=== Supplied material ===
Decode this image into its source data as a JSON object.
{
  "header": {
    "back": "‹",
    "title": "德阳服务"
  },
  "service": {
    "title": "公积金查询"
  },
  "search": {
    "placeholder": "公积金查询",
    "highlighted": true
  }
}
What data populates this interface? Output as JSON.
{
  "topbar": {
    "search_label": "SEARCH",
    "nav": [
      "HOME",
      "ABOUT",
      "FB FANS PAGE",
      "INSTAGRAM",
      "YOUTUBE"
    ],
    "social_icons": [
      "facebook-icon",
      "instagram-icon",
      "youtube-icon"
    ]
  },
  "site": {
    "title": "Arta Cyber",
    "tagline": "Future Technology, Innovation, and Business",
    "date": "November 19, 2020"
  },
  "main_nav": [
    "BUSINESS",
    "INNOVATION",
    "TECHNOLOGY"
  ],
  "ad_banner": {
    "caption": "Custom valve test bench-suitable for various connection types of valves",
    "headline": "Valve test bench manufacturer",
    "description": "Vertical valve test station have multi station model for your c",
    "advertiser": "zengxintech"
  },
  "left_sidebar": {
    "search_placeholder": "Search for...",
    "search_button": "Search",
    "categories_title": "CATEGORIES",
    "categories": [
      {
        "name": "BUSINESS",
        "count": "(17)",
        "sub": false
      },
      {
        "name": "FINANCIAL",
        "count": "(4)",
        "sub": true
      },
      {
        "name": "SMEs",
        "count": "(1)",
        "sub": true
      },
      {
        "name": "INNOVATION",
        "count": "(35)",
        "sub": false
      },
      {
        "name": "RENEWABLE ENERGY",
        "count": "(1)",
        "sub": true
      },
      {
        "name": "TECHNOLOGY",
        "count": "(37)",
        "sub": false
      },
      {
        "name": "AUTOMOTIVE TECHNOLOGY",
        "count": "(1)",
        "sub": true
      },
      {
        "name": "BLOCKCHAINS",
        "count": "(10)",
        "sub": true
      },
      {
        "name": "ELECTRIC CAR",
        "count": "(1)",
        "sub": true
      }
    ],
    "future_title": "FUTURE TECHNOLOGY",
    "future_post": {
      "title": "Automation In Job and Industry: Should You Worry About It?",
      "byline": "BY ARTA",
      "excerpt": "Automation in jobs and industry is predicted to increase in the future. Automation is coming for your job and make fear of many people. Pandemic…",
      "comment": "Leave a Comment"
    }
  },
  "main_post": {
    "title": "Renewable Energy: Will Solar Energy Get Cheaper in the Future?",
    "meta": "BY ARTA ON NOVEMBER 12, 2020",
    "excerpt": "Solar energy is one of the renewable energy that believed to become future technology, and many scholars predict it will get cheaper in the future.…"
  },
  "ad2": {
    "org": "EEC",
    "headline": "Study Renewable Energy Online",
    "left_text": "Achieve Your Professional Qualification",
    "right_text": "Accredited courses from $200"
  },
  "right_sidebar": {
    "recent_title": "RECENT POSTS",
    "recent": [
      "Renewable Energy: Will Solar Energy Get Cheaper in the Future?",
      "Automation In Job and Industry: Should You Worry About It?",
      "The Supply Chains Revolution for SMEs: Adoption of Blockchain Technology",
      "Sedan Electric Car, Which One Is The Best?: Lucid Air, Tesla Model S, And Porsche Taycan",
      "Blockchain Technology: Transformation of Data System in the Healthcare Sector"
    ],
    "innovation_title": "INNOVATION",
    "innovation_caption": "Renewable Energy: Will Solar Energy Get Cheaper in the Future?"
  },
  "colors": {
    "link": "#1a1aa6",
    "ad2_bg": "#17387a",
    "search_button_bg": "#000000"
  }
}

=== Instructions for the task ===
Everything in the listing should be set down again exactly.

=== Completed exercise ===
Decode this image into its source data as a JSON object.
{
  "header": {
    "back": "‹",
    "title": "德阳服务"
  },
  "service": {
    "title": "公积金查询"
  },
  "search": {
    "placeholder": "公积金查询",
    "highlighted": true
  }
}
What data populates this interface? Output as JSON.
{
  "topbar": {
    "search_label": "SEARCH",
    "nav": [
      "HOME",
      "ABOUT",
      "FB FANS PAGE",
      "INSTAGRAM",
      "YOUTUBE"
    ],
    "social_icons": [
      "facebook-icon",
      "instagram-icon",
      "youtube-icon"
    ]
  },
  "site": {
    "title": "Arta Cyber",
    "tagline": "Future Technology, Innovation, and Business",
    "date": "November 19, 2020"
  },
  "main_nav": [
    "BUSINESS",
    "INNOVATION",
    "TECHNOLOGY"
  ],
  "ad_banner": {
    "caption": "Custom valve test bench-suitable for various connection types of valves",
    "headline": "Valve test bench manufacturer",
    "description": "Vertical valve test station have multi station model for your c",
    "advertiser": "zengxintech"
  },
  "left_sidebar": {
    "search_placeholder": "Search for...",
    "search_button": "Search",
    "categories_title": "CATEGORIES",
    "categories": [
      {
        "name": "BUSINESS",
        "count": "(17)",
        "sub": false
      },
      {
        "name": "FINANCIAL",
        "count": "(4)",
        "sub": true
      },
      {
        "name": "SMEs",
        "count": "(1)",
        "sub": true
      },
      {
        "name": "INNOVATION",
        "count": "(35)",
        "sub": false
      },
      {
        "name": "RENEWABLE ENERGY",
        "count": "(1)",
        "sub": true
      },
      {
        "name": "TECHNOLOGY",
        "count": "(37)",
        "sub": false
      },
      {
        "name": "AUTOMOTIVE TECHNOLOGY",
        "count": "(1)",
        "sub": true
      },
      {
        "name": "BLOCKCHAINS",
        "count": "(10)",
        "sub": true
      },
      {
        "name": "ELECTRIC CAR",
        "count": "(1)",
        "sub": true
      }
    ],
    "future_title": "FUTURE TECHNOLOGY",
    "future_post": {
      "title": "Automation In Job and Industry: Should You Worry About It?",
      "byline": "BY ARTA",
      "excerpt": "Automation in jobs and industry is predicted to increase in the future. Automation is coming for your job and make fear of many people. Pandemic…",
      "comment": "Leave a Comment"
    }
  },
  "main_post": {
    "title": "Renewable Energy: Will Solar Energy Get Cheaper in the Future?",
    "meta": "BY ARTA ON NOVEMBER 12, 2020",
    "excerpt": "Solar energy is one of the renewable energy that believed to become future technology, and many scholars predict it will get cheaper in the future.…"
  },
  "ad2": {
    "org": "EEC",
    "headline": "Study Renewable Energy Online",
    "left_text": "Achieve Your Professional Qualification",
    "right_text": "Accredited courses from $200"
  },
  "right_sidebar": {
    "recent_title": "RECENT POSTS",
    "recent": [
      "Renewable Energy: Will Solar Energy Get Cheaper in the Future?",
      "Automation In Job and Industry: Should You Worry About It?",
      "The Supply Chains Revolution for SMEs: Adoption of Blockchain Technology",
      "Sedan Electric Car, Which One Is The Best?: Lucid Air, Tesla Model S, And Porsche Taycan",
      "Blockchain Technology: Transformation of Data System in the Healthcare Sector"
    ],
    "innovation_title": "INNOVATION",
    "innovation_caption": "Renewable Energy: Will Solar Energy Get Cheaper in the Future?"
  },
  "colors": {
    "link": "#1a1aa6",
    "ad2_bg": "#17387a",
    "search_button_bg": "#000000"
  }
}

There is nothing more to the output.